Sometimes you just have a bunch of veggies you need to use – they wouldn’t all necessarily fit together well into a neat side dish or salad. Well, it’s probably a great time to consider making a soup!
I found myself in this situation last night. I decided I was going to make a soup then started scoping out what I had that would fit together well…. a bag of carrots with a few left, a bag of celery, a red bell pepper, 2 zucchini, half a container of baby bella ‘shrooms, onions, garlic, shallot, a can of diced tomatoes plus two fresh tomatoes, and about a pound of fresh green beans. Maybe you don’t have all these ingredients… the beauty of the kitchen sink soup is you use what you have. Maybe you don’t have all those fresh veggies but you have a few fresh veggie and a few frozen (peas, corn, spinach, broccoli)… throw it in. Here are the basics of what you’ll need to make a delicious soup:
(1) Veggies to develop flavor. Any of these are great flavor agents: onion, garlic, shallots, mushrooms, celery, fresh herbs, tomato (canned diced tomatoes, canned diced tomatoes with garlic & herbs, tomato paste).
(2) Veggies to add color. Any of the following would be great examples: carrots, green beans, broccoli, spinach, squash, sweet potato, peas, corn, okra, Swiss chard, asparagus, kale, leek, etc, etc, etc — you get the point, just use what you have and what you think would go well together!
(3) If this is going to be an entire meal (which I recommend, because that makes it super easy) then choose a protein to round it out: could be ground turkey or ground beef that you brown (fully cook) and then throw in, canned beans (black, Great Northern, pinto, lentils; drained & rinsed before adding), tofu, or a rotisserie chicken that you skin and pull apart before adding.
(4) Liquid. Obviously every soup needs liquid. I recommend using a homemade or low sodium stock (veggie, chicken, beef) versus a store bought full sodium stock or bouillon. If you can find a lower sodium bouillon, that would be a great healthy choice, too.
Okay, have what you need? Now you’re going to want to sauté those flavor developing veggies in some olive or canola oil – I like to sauté them on a high temp at first then turn down the temp and cook them low & slow to derive the most flavor. Watch them carefully to make sure they don’t burn. When they’re looking nice and mushy – and if you’re using onion, when they’re looking a bit translucent, then add your liquid and bring to a boil. Throw in all the other chopped veggies then bring it down to a simmer. Add your cooked protein. Add any additional seasonings (I used cumin, salt, and pepper – but get creative and use what you have!). Congratulations, you just made a healthy, high fiber, balanced, and delicious meal! Serve.

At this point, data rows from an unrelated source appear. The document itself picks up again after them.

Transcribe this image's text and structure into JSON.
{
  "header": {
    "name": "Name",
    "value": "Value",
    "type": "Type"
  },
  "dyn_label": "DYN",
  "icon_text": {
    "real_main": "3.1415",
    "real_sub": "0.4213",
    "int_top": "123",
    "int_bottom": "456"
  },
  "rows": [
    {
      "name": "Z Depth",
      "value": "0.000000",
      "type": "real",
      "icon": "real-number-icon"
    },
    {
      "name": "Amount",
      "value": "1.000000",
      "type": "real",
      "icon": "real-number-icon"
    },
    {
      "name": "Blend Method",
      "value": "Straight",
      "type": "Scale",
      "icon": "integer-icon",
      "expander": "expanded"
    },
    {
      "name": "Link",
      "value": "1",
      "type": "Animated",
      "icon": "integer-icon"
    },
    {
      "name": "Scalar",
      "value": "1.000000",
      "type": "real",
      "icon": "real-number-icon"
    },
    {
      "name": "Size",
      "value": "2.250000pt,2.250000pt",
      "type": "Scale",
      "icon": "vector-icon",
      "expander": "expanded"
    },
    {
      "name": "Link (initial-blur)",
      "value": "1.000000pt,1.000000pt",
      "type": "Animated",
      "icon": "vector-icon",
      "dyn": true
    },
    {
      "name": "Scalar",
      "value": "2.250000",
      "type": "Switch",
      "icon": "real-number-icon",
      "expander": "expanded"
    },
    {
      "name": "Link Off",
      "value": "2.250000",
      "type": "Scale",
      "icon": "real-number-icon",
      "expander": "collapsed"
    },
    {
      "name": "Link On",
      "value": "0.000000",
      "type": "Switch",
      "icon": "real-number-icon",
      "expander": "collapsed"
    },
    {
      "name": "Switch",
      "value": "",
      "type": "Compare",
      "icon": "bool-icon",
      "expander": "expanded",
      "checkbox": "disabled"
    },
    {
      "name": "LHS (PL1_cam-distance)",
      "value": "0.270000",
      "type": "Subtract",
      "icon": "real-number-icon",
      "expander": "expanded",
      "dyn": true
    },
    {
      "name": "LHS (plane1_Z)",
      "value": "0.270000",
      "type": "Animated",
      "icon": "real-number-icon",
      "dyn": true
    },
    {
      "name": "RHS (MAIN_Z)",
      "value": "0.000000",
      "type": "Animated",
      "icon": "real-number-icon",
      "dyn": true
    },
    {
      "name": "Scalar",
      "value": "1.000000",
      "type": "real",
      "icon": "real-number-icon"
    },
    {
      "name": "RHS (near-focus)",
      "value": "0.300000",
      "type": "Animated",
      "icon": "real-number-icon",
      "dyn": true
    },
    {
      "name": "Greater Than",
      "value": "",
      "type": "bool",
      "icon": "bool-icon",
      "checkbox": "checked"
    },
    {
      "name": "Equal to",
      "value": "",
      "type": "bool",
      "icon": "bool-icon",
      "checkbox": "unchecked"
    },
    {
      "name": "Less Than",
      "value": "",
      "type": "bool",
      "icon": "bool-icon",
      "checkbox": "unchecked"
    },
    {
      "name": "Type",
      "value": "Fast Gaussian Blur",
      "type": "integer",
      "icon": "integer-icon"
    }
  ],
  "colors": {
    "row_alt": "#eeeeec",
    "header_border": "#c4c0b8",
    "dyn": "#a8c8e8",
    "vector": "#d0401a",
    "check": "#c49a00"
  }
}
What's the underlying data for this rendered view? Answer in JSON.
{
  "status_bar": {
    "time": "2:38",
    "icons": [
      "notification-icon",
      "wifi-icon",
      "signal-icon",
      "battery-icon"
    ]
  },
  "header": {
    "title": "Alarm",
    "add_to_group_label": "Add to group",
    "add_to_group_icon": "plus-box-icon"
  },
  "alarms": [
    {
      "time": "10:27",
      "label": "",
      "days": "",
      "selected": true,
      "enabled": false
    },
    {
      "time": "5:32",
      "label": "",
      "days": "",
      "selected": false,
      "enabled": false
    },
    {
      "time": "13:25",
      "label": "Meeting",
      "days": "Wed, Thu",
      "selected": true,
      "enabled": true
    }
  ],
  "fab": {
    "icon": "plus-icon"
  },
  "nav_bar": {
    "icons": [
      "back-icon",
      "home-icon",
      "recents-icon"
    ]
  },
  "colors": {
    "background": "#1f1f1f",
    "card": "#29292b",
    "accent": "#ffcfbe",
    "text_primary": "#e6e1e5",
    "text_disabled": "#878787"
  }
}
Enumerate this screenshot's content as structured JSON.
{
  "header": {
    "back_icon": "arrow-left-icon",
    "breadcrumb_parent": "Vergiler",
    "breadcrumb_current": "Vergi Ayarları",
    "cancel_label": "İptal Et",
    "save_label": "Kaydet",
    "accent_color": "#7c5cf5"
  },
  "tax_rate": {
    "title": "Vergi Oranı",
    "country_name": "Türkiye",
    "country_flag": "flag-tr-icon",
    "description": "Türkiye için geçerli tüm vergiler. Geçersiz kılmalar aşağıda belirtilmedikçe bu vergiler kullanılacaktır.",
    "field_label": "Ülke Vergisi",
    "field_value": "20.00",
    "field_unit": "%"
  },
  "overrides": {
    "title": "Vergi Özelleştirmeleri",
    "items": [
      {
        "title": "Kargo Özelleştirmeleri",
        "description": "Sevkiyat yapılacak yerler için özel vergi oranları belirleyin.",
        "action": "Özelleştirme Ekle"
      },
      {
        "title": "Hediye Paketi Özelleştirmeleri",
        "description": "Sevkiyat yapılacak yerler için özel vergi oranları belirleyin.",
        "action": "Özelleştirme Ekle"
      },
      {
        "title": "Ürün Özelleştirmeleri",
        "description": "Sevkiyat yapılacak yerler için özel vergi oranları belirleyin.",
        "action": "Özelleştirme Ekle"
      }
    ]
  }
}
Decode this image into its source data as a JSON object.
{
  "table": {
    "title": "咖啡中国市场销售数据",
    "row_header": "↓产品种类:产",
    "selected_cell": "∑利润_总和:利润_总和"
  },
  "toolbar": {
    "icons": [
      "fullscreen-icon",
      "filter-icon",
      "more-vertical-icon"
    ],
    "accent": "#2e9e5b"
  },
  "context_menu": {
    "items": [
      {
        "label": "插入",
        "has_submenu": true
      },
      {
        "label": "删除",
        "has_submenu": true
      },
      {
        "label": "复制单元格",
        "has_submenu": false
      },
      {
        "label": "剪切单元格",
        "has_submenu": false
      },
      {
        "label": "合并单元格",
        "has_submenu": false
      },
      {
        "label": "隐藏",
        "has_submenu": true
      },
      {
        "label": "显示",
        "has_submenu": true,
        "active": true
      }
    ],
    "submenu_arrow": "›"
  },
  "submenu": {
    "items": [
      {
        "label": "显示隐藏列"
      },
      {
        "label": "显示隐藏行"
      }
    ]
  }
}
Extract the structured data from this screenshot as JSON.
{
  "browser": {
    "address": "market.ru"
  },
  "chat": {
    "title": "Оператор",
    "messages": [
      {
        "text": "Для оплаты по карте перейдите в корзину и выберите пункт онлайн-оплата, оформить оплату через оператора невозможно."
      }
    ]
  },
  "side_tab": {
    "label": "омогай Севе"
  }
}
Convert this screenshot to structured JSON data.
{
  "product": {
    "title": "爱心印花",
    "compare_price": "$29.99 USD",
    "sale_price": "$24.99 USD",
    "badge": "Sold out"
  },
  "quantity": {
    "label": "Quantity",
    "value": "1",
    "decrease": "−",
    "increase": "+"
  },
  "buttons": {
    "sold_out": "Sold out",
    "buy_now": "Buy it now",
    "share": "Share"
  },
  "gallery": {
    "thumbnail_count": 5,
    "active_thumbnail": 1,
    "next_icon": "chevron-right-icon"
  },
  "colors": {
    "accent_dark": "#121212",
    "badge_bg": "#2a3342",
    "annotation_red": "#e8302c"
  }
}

See? Cooking without a recipe is easy – and you waste less and save money! Win-win-win!